(App and web page records)
*** Begin section ***

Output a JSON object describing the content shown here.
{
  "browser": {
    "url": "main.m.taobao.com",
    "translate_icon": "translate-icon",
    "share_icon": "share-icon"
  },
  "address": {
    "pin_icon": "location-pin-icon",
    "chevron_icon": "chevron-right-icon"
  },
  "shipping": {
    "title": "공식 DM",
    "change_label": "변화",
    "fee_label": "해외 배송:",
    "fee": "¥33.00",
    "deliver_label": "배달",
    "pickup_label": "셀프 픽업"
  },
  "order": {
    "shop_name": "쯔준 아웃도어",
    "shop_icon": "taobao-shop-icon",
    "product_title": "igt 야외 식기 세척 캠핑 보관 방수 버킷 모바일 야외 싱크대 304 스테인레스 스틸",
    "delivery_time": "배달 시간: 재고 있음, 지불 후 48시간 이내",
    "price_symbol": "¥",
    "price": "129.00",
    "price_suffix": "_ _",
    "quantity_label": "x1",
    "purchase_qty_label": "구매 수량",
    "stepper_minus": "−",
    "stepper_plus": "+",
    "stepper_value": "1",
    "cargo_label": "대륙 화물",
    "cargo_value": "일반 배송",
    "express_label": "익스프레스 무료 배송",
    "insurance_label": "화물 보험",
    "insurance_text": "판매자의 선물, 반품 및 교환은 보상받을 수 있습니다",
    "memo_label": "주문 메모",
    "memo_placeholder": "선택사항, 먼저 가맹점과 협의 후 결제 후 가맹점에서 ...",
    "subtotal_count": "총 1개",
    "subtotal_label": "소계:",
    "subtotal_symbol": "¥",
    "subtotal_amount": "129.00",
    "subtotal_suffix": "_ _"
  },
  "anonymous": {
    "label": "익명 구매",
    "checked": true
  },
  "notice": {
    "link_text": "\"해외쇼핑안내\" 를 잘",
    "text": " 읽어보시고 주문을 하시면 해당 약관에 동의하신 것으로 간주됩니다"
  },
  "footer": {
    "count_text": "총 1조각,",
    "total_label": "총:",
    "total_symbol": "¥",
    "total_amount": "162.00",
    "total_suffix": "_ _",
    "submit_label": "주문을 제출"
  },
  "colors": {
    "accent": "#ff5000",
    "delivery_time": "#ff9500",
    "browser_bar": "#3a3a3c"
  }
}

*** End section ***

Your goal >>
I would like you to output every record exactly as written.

Written solution >>
Output a JSON object describing the content shown here.
{
  "browser": {
    "url": "main.m.taobao.com",
    "translate_icon": "translate-icon",
    "share_icon": "share-icon"
  },
  "address": {
    "pin_icon": "location-pin-icon",
    "chevron_icon": "chevron-right-icon"
  },
  "shipping": {
    "title": "공식 DM",
    "change_label": "변화",
    "fee_label": "해외 배송:",
    "fee": "¥33.00",
    "deliver_label": "배달",
    "pickup_label": "셀프 픽업"
  },
  "order": {
    "shop_name": "쯔준 아웃도어",
    "shop_icon": "taobao-shop-icon",
    "product_title": "igt 야외 식기 세척 캠핑 보관 방수 버킷 모바일 야외 싱크대 304 스테인레스 스틸",
    "delivery_time": "배달 시간: 재고 있음, 지불 후 48시간 이내",
    "price_symbol": "¥",
    "price": "129.00",
    "price_suffix": "_ _",
    "quantity_label": "x1",
    "purchase_qty_label": "구매 수량",
    "stepper_minus": "−",
    "stepper_plus": "+",
    "stepper_value": "1",
    "cargo_label": "대륙 화물",
    "cargo_value": "일반 배송",
    "express_label": "익스프레스 무료 배송",
    "insurance_label": "화물 보험",
    "insurance_text": "판매자의 선물, 반품 및 교환은 보상받을 수 있습니다",
    "memo_label": "주문 메모",
    "memo_placeholder": "선택사항, 먼저 가맹점과 협의 후 결제 후 가맹점에서 ...",
    "subtotal_count": "총 1개",
    "subtotal_label": "소계:",
    "subtotal_symbol": "¥",
    "subtotal_amount": "129.00",
    "subtotal_suffix": "_ _"
  },
  "anonymous": {
    "label": "익명 구매",
    "checked": true
  },
  "notice": {
    "link_text": "\"해외쇼핑안내\" 를 잘",
    "text": " 읽어보시고 주문을 하시면 해당 약관에 동의하신 것으로 간주됩니다"
  },
  "footer": {
    "count_text": "총 1조각,",
    "total_label": "총:",
    "total_symbol": "¥",
    "total_amount": "162.00",
    "total_suffix": "_ _",
    "submit_label": "주문을 제출"
  },
  "colors": {
    "accent": "#ff5000",
    "delivery_time": "#ff9500",
    "browser_bar": "#3a3a3c"
  }
}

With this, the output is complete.